The victim was found in a popular off-trail area in Yellowstone National Park
Female grizzly and cub are believed to have been in the area Friday
Two orphaned grizzly cubs have found a new home at the Toledo Zoo.
Though the exact cause of death has not been determined, investigators identified what appear to be defensive wounds on the victim’s forearms, Yellowstone National Park said in a statement Saturday. A forensic autopsy is scheduled for later Monday.
The victim, 63-year-old Lance Crosby, was a long-term seasonal employee of Medcor, a company that operates three urgent-care clinics in Yellowstone. An experienced hiker, he had worked and lived in Yellowstone for five seasons, the statement said.
“We are deeply saddened by this tragedy and our hearts go out to the family and friends of the victim as they work to cope with the loss of someone who loved Yellowstone so very much,” Yellowstone National Park Superintendent Dan Wenk said.
Crosby was reported missing Friday morning when he did not report for work. A park ranger found his body in a popular off-trail area less than a mile from Elephant Back Loop Trail, an area he was known to frequent. His body was partially eaten and covered, the statement said.
Based on partial tracks found at the scene, it appears that an adult female grizzly and at least one cub were present and probably were involved in the incident near Yellowstone Lake, the statement said.

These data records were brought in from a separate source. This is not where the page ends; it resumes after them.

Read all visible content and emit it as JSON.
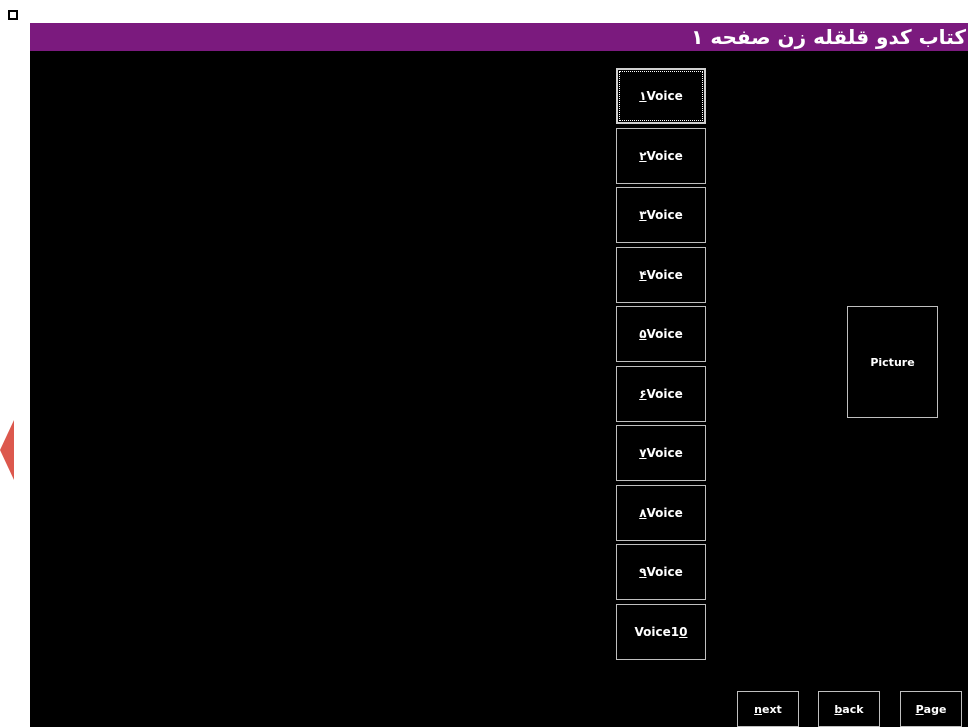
{
  "window": {
    "title": "کتاب کدو قلقله زن صفحه ۱"
  },
  "voice_buttons": [
    {
      "digit": "۱",
      "label": "Voice",
      "focused": true
    },
    {
      "digit": "۲",
      "label": "Voice"
    },
    {
      "digit": "۳",
      "label": "Voice"
    },
    {
      "digit": "۴",
      "label": "Voice"
    },
    {
      "digit": "۵",
      "label": "Voice"
    },
    {
      "digit": "۶",
      "label": "Voice"
    },
    {
      "digit": "۷",
      "label": "Voice"
    },
    {
      "digit": "۸",
      "label": "Voice"
    },
    {
      "digit": "۹",
      "label": "Voice"
    },
    {
      "label": "Voice1",
      "digit": "0"
    }
  ],
  "picture": {
    "label": "Picture"
  },
  "nav": {
    "next": {
      "key": "n",
      "rest": "ext"
    },
    "back": {
      "key": "b",
      "rest": "ack"
    },
    "page": {
      "key": "P",
      "rest": "age"
    }
  },
  "colors": {
    "title_bar": "#7b1a7e",
    "background": "#000000",
    "button_border": "#bfbfbf",
    "text": "#ffffff"
  }
}
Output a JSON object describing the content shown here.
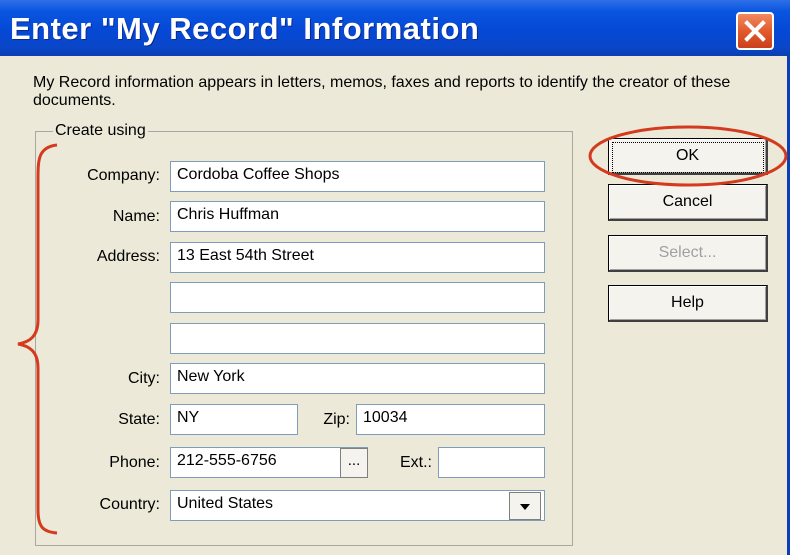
{
  "window": {
    "title": "Enter \"My Record\" Information",
    "close_icon": "close-icon"
  },
  "description": "My Record information appears in letters, memos, faxes and reports to identify the creator of these documents.",
  "group": {
    "legend": "Create using"
  },
  "fields": {
    "company": {
      "label": "Company:",
      "value": "Cordoba Coffee Shops"
    },
    "name": {
      "label": "Name:",
      "value": "Chris Huffman"
    },
    "address": {
      "label": "Address:",
      "line1": "13 East 54th Street",
      "line2": "",
      "line3": ""
    },
    "city": {
      "label": "City:",
      "value": "New York"
    },
    "state": {
      "label": "State:",
      "value": "NY"
    },
    "zip": {
      "label": "Zip:",
      "value": "10034"
    },
    "phone": {
      "label": "Phone:",
      "value": "212-555-6756",
      "lookup_label": "..."
    },
    "ext": {
      "label": "Ext.:",
      "value": ""
    },
    "country": {
      "label": "Country:",
      "value": "United States"
    }
  },
  "buttons": {
    "ok": "OK",
    "cancel": "Cancel",
    "select": "Select...",
    "help": "Help"
  },
  "colors": {
    "titlebar": "#0548d6",
    "dialog_bg": "#ece9d8",
    "annotation": "#d43a1e",
    "close": "#e35a2e"
  }
}
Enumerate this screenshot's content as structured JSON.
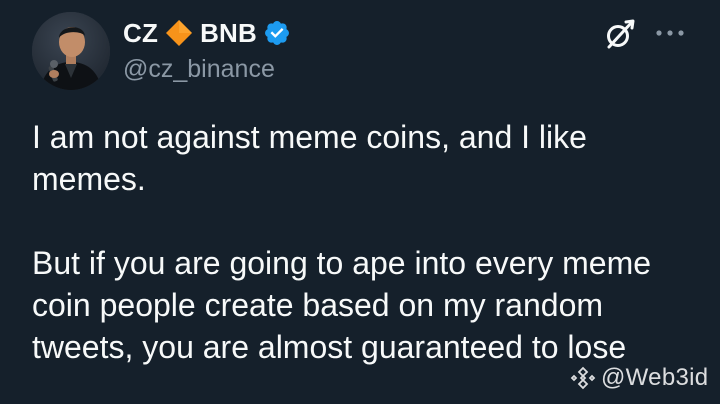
{
  "author": {
    "display_name_1": "CZ",
    "display_name_2": "BNB",
    "handle": "@cz_binance"
  },
  "tweet": {
    "paragraphs": [
      "I am not against meme coins, and I like memes.",
      "But if you are going to ape into every meme coin people create based on my random tweets, you are almost guaranteed to lose"
    ]
  },
  "watermark": {
    "text": "@Web3id"
  },
  "colors": {
    "background": "#15202b",
    "text": "#f7f9f9",
    "secondary_text": "#8b98a5",
    "verified_badge": "#1d9bf0",
    "diamond": "#f7931a"
  },
  "icons": {
    "avatar": "profile-photo",
    "diamond": "orange-diamond-icon",
    "verified": "verified-badge-icon",
    "grok": "grok-icon",
    "more": "more-options-icon",
    "watermark_logo": "binance-logo-icon"
  }
}
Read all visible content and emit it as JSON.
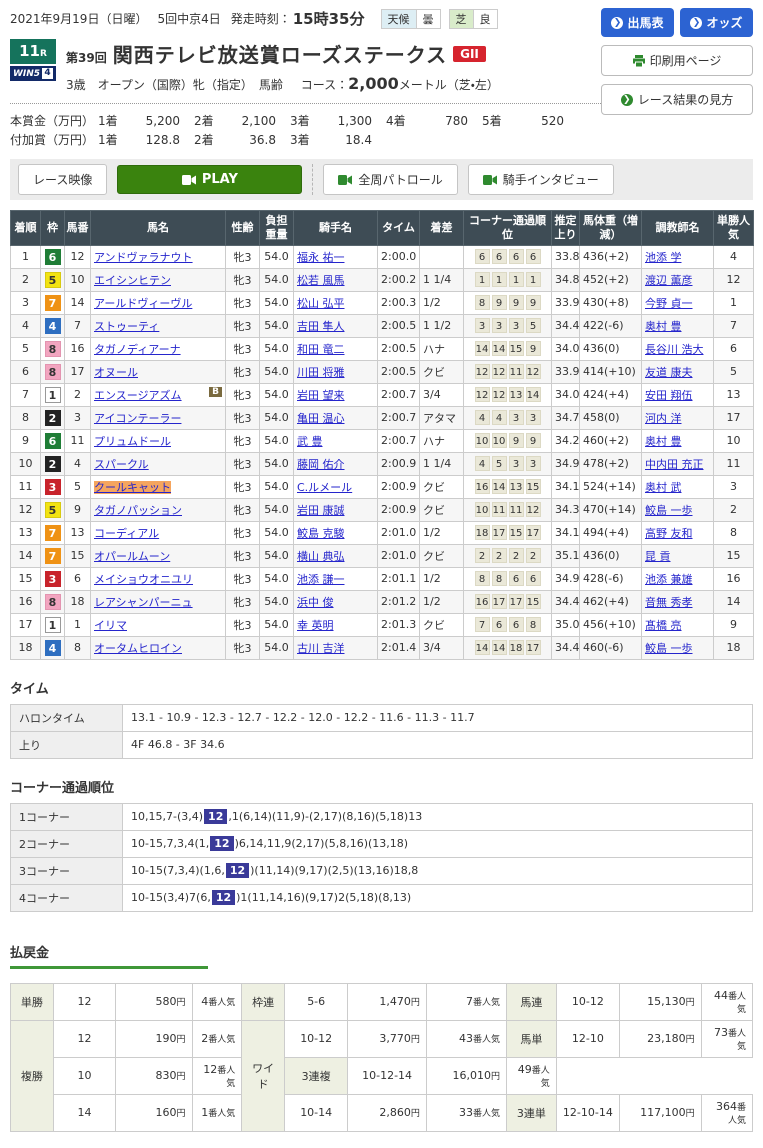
{
  "header": {
    "date": "2021年9月19日（日曜）",
    "meeting": "5回中京4日",
    "start_label": "発走時刻：",
    "start_time": "15時35分",
    "weather_label": "天候",
    "weather_value": "曇",
    "turf_label": "芝",
    "turf_value": "良",
    "actions": {
      "entry_table": "出馬表",
      "odds": "オッズ",
      "print_page": "印刷用ページ",
      "how_to_read": "レース結果の見方"
    }
  },
  "race": {
    "number": "11",
    "number_suffix": "R",
    "win5_label": "WIN5",
    "win5_number": "4",
    "edition": "第39回",
    "title": "関西テレビ放送賞ローズステークス",
    "grade": "GII",
    "conditions": "3歳　オープン（国際）牝（指定）　馬齢",
    "course_label": "コース：",
    "course_value": "2,000",
    "course_unit": "メートル（芝・左）"
  },
  "prizes": [
    {
      "label": "本賞金（万円）",
      "items": [
        {
          "place": "1着",
          "amount": "5,200"
        },
        {
          "place": "2着",
          "amount": "2,100"
        },
        {
          "place": "3着",
          "amount": "1,300"
        },
        {
          "place": "4着",
          "amount": "780"
        },
        {
          "place": "5着",
          "amount": "520"
        }
      ]
    },
    {
      "label": "付加賞（万円）",
      "items": [
        {
          "place": "1着",
          "amount": "128.8"
        },
        {
          "place": "2着",
          "amount": "36.8"
        },
        {
          "place": "3着",
          "amount": "18.4"
        }
      ]
    }
  ],
  "video_bar": {
    "race_video": "レース映像",
    "play": "PLAY",
    "patrol": "全周パトロール",
    "interview": "騎手インタビュー"
  },
  "results": {
    "columns": [
      "着順",
      "枠",
      "馬番",
      "馬名",
      "性齢",
      "負担重量",
      "騎手名",
      "タイム",
      "着差",
      "コーナー通過順位",
      "推定上り",
      "馬体重（増減）",
      "調教師名",
      "単勝人気"
    ],
    "frame_colors": {
      "1": {
        "bg": "#ffffff",
        "fg": "#333333",
        "bd": "#999999"
      },
      "2": {
        "bg": "#222222",
        "fg": "#ffffff",
        "bd": "#222222"
      },
      "3": {
        "bg": "#c8232b",
        "fg": "#ffffff",
        "bd": "#c8232b"
      },
      "4": {
        "bg": "#2e6ec0",
        "fg": "#ffffff",
        "bd": "#2e6ec0"
      },
      "5": {
        "bg": "#f2e312",
        "fg": "#333333",
        "bd": "#d8ca10"
      },
      "6": {
        "bg": "#1f7d36",
        "fg": "#ffffff",
        "bd": "#1f7d36"
      },
      "7": {
        "bg": "#ef9215",
        "fg": "#ffffff",
        "bd": "#ef9215"
      },
      "8": {
        "bg": "#f2a5c0",
        "fg": "#333333",
        "bd": "#e394b0"
      }
    },
    "rows": [
      {
        "pos": "1",
        "frame": "6",
        "num": "12",
        "horse": "アンドヴァラナウト",
        "blinker": false,
        "highlight": false,
        "sex_age": "牝3",
        "weight": "54.0",
        "jockey": "福永 祐一",
        "time": "2:00.0",
        "margin": "",
        "corners": [
          "6",
          "6",
          "6",
          "6"
        ],
        "last3f": "33.8",
        "body": "436(+2)",
        "trainer": "池添 学",
        "pop": "4"
      },
      {
        "pos": "2",
        "frame": "5",
        "num": "10",
        "horse": "エイシンヒテン",
        "blinker": false,
        "highlight": false,
        "sex_age": "牝3",
        "weight": "54.0",
        "jockey": "松若 風馬",
        "time": "2:00.2",
        "margin": "1 1/4",
        "corners": [
          "1",
          "1",
          "1",
          "1"
        ],
        "last3f": "34.8",
        "body": "452(+2)",
        "trainer": "渡辺 薫彦",
        "pop": "12"
      },
      {
        "pos": "3",
        "frame": "7",
        "num": "14",
        "horse": "アールドヴィーヴル",
        "blinker": false,
        "highlight": false,
        "sex_age": "牝3",
        "weight": "54.0",
        "jockey": "松山 弘平",
        "time": "2:00.3",
        "margin": "1/2",
        "corners": [
          "8",
          "9",
          "9",
          "9"
        ],
        "last3f": "33.9",
        "body": "430(+8)",
        "trainer": "今野 貞一",
        "pop": "1"
      },
      {
        "pos": "4",
        "frame": "4",
        "num": "7",
        "horse": "ストゥーティ",
        "blinker": false,
        "highlight": false,
        "sex_age": "牝3",
        "weight": "54.0",
        "jockey": "吉田 隼人",
        "time": "2:00.5",
        "margin": "1 1/2",
        "corners": [
          "3",
          "3",
          "3",
          "5"
        ],
        "last3f": "34.4",
        "body": "422(-6)",
        "trainer": "奥村 豊",
        "pop": "7"
      },
      {
        "pos": "5",
        "frame": "8",
        "num": "16",
        "horse": "タガノディアーナ",
        "blinker": false,
        "highlight": false,
        "sex_age": "牝3",
        "weight": "54.0",
        "jockey": "和田 竜二",
        "time": "2:00.5",
        "margin": "ハナ",
        "corners": [
          "14",
          "14",
          "15",
          "9"
        ],
        "last3f": "34.0",
        "body": "436(0)",
        "trainer": "長谷川 浩大",
        "pop": "6"
      },
      {
        "pos": "6",
        "frame": "8",
        "num": "17",
        "horse": "オヌール",
        "blinker": false,
        "highlight": false,
        "sex_age": "牝3",
        "weight": "54.0",
        "jockey": "川田 将雅",
        "time": "2:00.5",
        "margin": "クビ",
        "corners": [
          "12",
          "12",
          "11",
          "12"
        ],
        "last3f": "33.9",
        "body": "414(+10)",
        "trainer": "友道 康夫",
        "pop": "5"
      },
      {
        "pos": "7",
        "frame": "1",
        "num": "2",
        "horse": "エンスージアズム",
        "blinker": true,
        "highlight": false,
        "sex_age": "牝3",
        "weight": "54.0",
        "jockey": "岩田 望来",
        "time": "2:00.7",
        "margin": "3/4",
        "corners": [
          "12",
          "12",
          "13",
          "14"
        ],
        "last3f": "34.0",
        "body": "424(+4)",
        "trainer": "安田 翔伍",
        "pop": "13"
      },
      {
        "pos": "8",
        "frame": "2",
        "num": "3",
        "horse": "アイコンテーラー",
        "blinker": false,
        "highlight": false,
        "sex_age": "牝3",
        "weight": "54.0",
        "jockey": "亀田 温心",
        "time": "2:00.7",
        "margin": "アタマ",
        "corners": [
          "4",
          "4",
          "3",
          "3"
        ],
        "last3f": "34.7",
        "body": "458(0)",
        "trainer": "河内 洋",
        "pop": "17"
      },
      {
        "pos": "9",
        "frame": "6",
        "num": "11",
        "horse": "プリュムドール",
        "blinker": false,
        "highlight": false,
        "sex_age": "牝3",
        "weight": "54.0",
        "jockey": "武 豊",
        "time": "2:00.7",
        "margin": "ハナ",
        "corners": [
          "10",
          "10",
          "9",
          "9"
        ],
        "last3f": "34.2",
        "body": "460(+2)",
        "trainer": "奥村 豊",
        "pop": "10"
      },
      {
        "pos": "10",
        "frame": "2",
        "num": "4",
        "horse": "スパークル",
        "blinker": false,
        "highlight": false,
        "sex_age": "牝3",
        "weight": "54.0",
        "jockey": "藤岡 佑介",
        "time": "2:00.9",
        "margin": "1 1/4",
        "corners": [
          "4",
          "5",
          "3",
          "3"
        ],
        "last3f": "34.9",
        "body": "478(+2)",
        "trainer": "中内田 充正",
        "pop": "11"
      },
      {
        "pos": "11",
        "frame": "3",
        "num": "5",
        "horse": "クールキャット",
        "blinker": false,
        "highlight": true,
        "sex_age": "牝3",
        "weight": "54.0",
        "jockey": "C.ルメール",
        "time": "2:00.9",
        "margin": "クビ",
        "corners": [
          "16",
          "14",
          "13",
          "15"
        ],
        "last3f": "34.1",
        "body": "524(+14)",
        "trainer": "奥村 武",
        "pop": "3"
      },
      {
        "pos": "12",
        "frame": "5",
        "num": "9",
        "horse": "タガノパッション",
        "blinker": false,
        "highlight": false,
        "sex_age": "牝3",
        "weight": "54.0",
        "jockey": "岩田 康誠",
        "time": "2:00.9",
        "margin": "クビ",
        "corners": [
          "10",
          "11",
          "11",
          "12"
        ],
        "last3f": "34.3",
        "body": "470(+14)",
        "trainer": "鮫島 一歩",
        "pop": "2"
      },
      {
        "pos": "13",
        "frame": "7",
        "num": "13",
        "horse": "コーディアル",
        "blinker": false,
        "highlight": false,
        "sex_age": "牝3",
        "weight": "54.0",
        "jockey": "鮫島 克駿",
        "time": "2:01.0",
        "margin": "1/2",
        "corners": [
          "18",
          "17",
          "15",
          "17"
        ],
        "last3f": "34.1",
        "body": "494(+4)",
        "trainer": "高野 友和",
        "pop": "8"
      },
      {
        "pos": "14",
        "frame": "7",
        "num": "15",
        "horse": "オパールムーン",
        "blinker": false,
        "highlight": false,
        "sex_age": "牝3",
        "weight": "54.0",
        "jockey": "横山 典弘",
        "time": "2:01.0",
        "margin": "クビ",
        "corners": [
          "2",
          "2",
          "2",
          "2"
        ],
        "last3f": "35.1",
        "body": "436(0)",
        "trainer": "昆 貢",
        "pop": "15"
      },
      {
        "pos": "15",
        "frame": "3",
        "num": "6",
        "horse": "メイショウオニユリ",
        "blinker": false,
        "highlight": false,
        "sex_age": "牝3",
        "weight": "54.0",
        "jockey": "池添 謙一",
        "time": "2:01.1",
        "margin": "1/2",
        "corners": [
          "8",
          "8",
          "6",
          "6"
        ],
        "last3f": "34.9",
        "body": "428(-6)",
        "trainer": "池添 兼雄",
        "pop": "16"
      },
      {
        "pos": "16",
        "frame": "8",
        "num": "18",
        "horse": "レアシャンパーニュ",
        "blinker": false,
        "highlight": false,
        "sex_age": "牝3",
        "weight": "54.0",
        "jockey": "浜中 俊",
        "time": "2:01.2",
        "margin": "1/2",
        "corners": [
          "16",
          "17",
          "17",
          "15"
        ],
        "last3f": "34.4",
        "body": "462(+4)",
        "trainer": "音無 秀孝",
        "pop": "14"
      },
      {
        "pos": "17",
        "frame": "1",
        "num": "1",
        "horse": "イリマ",
        "blinker": false,
        "highlight": false,
        "sex_age": "牝3",
        "weight": "54.0",
        "jockey": "幸 英明",
        "time": "2:01.3",
        "margin": "クビ",
        "corners": [
          "7",
          "6",
          "6",
          "8"
        ],
        "last3f": "35.0",
        "body": "456(+10)",
        "trainer": "髙橋 亮",
        "pop": "9"
      },
      {
        "pos": "18",
        "frame": "4",
        "num": "8",
        "horse": "オータムヒロイン",
        "blinker": false,
        "highlight": false,
        "sex_age": "牝3",
        "weight": "54.0",
        "jockey": "古川 吉洋",
        "time": "2:01.4",
        "margin": "3/4",
        "corners": [
          "14",
          "14",
          "18",
          "17"
        ],
        "last3f": "34.4",
        "body": "460(-6)",
        "trainer": "鮫島 一歩",
        "pop": "18"
      }
    ]
  },
  "time_section": {
    "heading": "タイム",
    "rows": [
      {
        "label": "ハロンタイム",
        "value": "13.1 - 10.9 - 12.3 - 12.7 - 12.2 - 12.0 - 12.2 - 11.6 - 11.3 - 11.7"
      },
      {
        "label": "上り",
        "value": "4F 46.8 - 3F 34.6"
      }
    ]
  },
  "corner_section": {
    "heading": "コーナー通過順位",
    "rows": [
      {
        "label": "1コーナー",
        "pre": "10,15,7-(3,4)",
        "mark": "12",
        "post": ",1(6,14)(11,9)-(2,17)(8,16)(5,18)13"
      },
      {
        "label": "2コーナー",
        "pre": "10-15,7,3,4(1,",
        "mark": "12",
        "post": ")6,14,11,9(2,17)(5,8,16)(13,18)"
      },
      {
        "label": "3コーナー",
        "pre": "10-15(7,3,4)(1,6,",
        "mark": "12",
        "post": ")(11,14)(9,17)(2,5)(13,16)18,8"
      },
      {
        "label": "4コーナー",
        "pre": "10-15(3,4)7(6,",
        "mark": "12",
        "post": ")1(11,14,16)(9,17)2(5,18)(8,13)"
      }
    ]
  },
  "payout": {
    "heading": "払戻金",
    "rows": [
      [
        {
          "t": "単勝",
          "h": true
        },
        {
          "t": "12",
          "k": "sel"
        },
        {
          "t": "580",
          "k": "amt",
          "u": "円"
        },
        {
          "t": "4",
          "k": "pop",
          "u": "番人気"
        },
        {
          "t": "枠連",
          "h": true
        },
        {
          "t": "5-6",
          "k": "sel"
        },
        {
          "t": "1,470",
          "k": "amt",
          "u": "円"
        },
        {
          "t": "7",
          "k": "pop",
          "u": "番人気"
        },
        {
          "t": "馬連",
          "h": true
        },
        {
          "t": "10-12",
          "k": "sel"
        },
        {
          "t": "15,130",
          "k": "amt",
          "u": "円"
        },
        {
          "t": "44",
          "k": "pop",
          "u": "番人気"
        }
      ],
      [
        {
          "t": "複勝",
          "h": true,
          "rs": 3
        },
        {
          "t": "12",
          "k": "sel"
        },
        {
          "t": "190",
          "k": "amt",
          "u": "円"
        },
        {
          "t": "2",
          "k": "pop",
          "u": "番人気"
        },
        {
          "t": "ワイド",
          "h": true,
          "rs": 3
        },
        {
          "t": "10-12",
          "k": "sel"
        },
        {
          "t": "3,770",
          "k": "amt",
          "u": "円"
        },
        {
          "t": "43",
          "k": "pop",
          "u": "番人気"
        },
        {
          "t": "馬単",
          "h": true
        },
        {
          "t": "12-10",
          "k": "sel"
        },
        {
          "t": "23,180",
          "k": "amt",
          "u": "円"
        },
        {
          "t": "73",
          "k": "pop",
          "u": "番人気"
        }
      ],
      [
        {
          "t": "10",
          "k": "sel"
        },
        {
          "t": "830",
          "k": "amt",
          "u": "円"
        },
        {
          "t": "12",
          "k": "pop",
          "u": "番人気"
        },
        {
          "t": "3連複",
          "h": true
        },
        {
          "t": "10-12-14",
          "k": "sel"
        },
        {
          "t": "16,010",
          "k": "amt",
          "u": "円"
        },
        {
          "t": "49",
          "k": "pop",
          "u": "番人気"
        }
      ],
      [
        {
          "t": "14",
          "k": "sel"
        },
        {
          "t": "160",
          "k": "amt",
          "u": "円"
        },
        {
          "t": "1",
          "k": "pop",
          "u": "番人気"
        },
        {
          "t": "10-14",
          "k": "sel"
        },
        {
          "t": "2,860",
          "k": "amt",
          "u": "円"
        },
        {
          "t": "33",
          "k": "pop",
          "u": "番人気"
        },
        {
          "t": "3連単",
          "h": true
        },
        {
          "t": "12-10-14",
          "k": "sel"
        },
        {
          "t": "117,100",
          "k": "amt",
          "u": "円"
        },
        {
          "t": "364",
          "k": "pop",
          "u": "番人気"
        }
      ]
    ]
  }
}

Wildlife biologists set bear traps in the area on Friday evening and captured an adult female grizzly. The bear will be euthanized if it’s identified through DNA as the animal responsible in the attack.
“The decision to euthanize a bear is one that we do not take lightly. As park managers, we are constantly working to strike a balance between the preservation of park resources and the safety of our park visitors and employees,” Wenk said.
“Our decision is based on the totality of the circumstances in this unfortunate event. Yellowstone has had a grizzly bear management program since 1983. The primary goals of this program are to minimize bear-human interactions, prevent human-caused displacement of bears from prime food sources, and to decrease the risk of bear-caused human injuries.”
The Elephant Back Loop Trail and immediate area are closed until further notice. Signs are posted, and maps of the closure area are available at park visitor centers.
The grizzly bear population in the Greater Yellowstone Ecosystem was estimated to be to between 674 and 839 in 2014, according to the National Park Service. Park regulations state that people must stay 100 yards away from bears.
Deadly encounters between bears and humans are rare in Yellowstone. From 1872 to 2011, black and grizzly bears have killed seven people in the park, according to its website.
This is the first fatal human-bear encounter in Yellowstone in 2015, park spokeswoman Amy Bartlett said. There have been five bison gorings, none of which has been fatal.